Sunday, February 5, 2012


Looking back at the advertisments of the 1940s and 1950s, it seems like Bing Crosby's face was everywhere. I never knew he hawked a soda product until I found this advertisement for RC Cola...

Wednesday, February 1, 2012


By Ian Cull

SPOKANE, Wash. -- If you've ever wanted to own part of Spokane's history, now's your chance as the Bing is on the market.

"Built in 1915 with 756 seats in the Bing Crosby Theater, one of the sales pitches is there's not a bad seat in the house," owner Mitch Silver said.

Walking down through the Bing Crosby Theater and onto the stage one gets a sense of the history of the place. This is the stage where everyone from Big Crosby himself to Pearl Jam has performed.

If you've ever wanted to own part of Spokane's history, now's your chance as the Bing is on the market. KXLY4's Ian Cull reports.

Silver is asking $1.3 Million, $100,000 more than what he bought it for. He's enjoyed it but says now its time to leave the Bing behind.

"The economy in the last three years, if I was rolling in the dough and had money coming in hand-over-fist, I'd have no problem hanging onto this," he explained.

There are, however, a few upgrades that need to be made. Cracks in the sidewalk are causing water to seep into dressing rooms, which will cost $9,000 to fix. The roof also leaks at times and needs to be replaced, which will cost the buyer another $60,000.

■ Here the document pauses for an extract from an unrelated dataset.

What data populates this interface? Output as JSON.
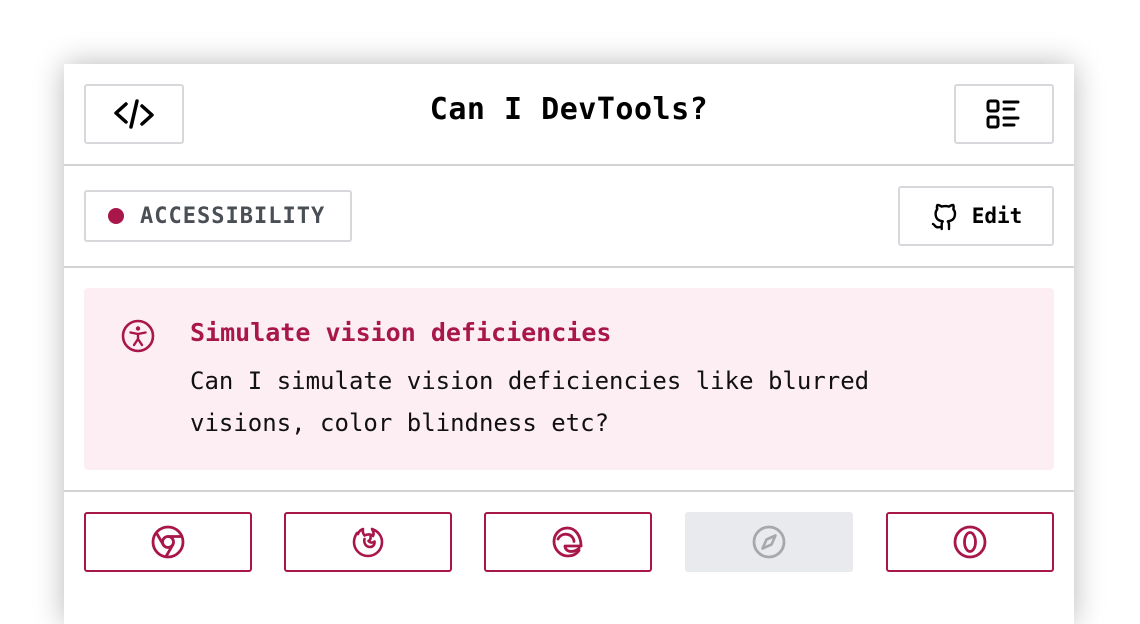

Still, Silver says it's a steal compared to the other theaters in town for a piece of local theatrical history.

"Extremely affordable for what this building is," Silver said...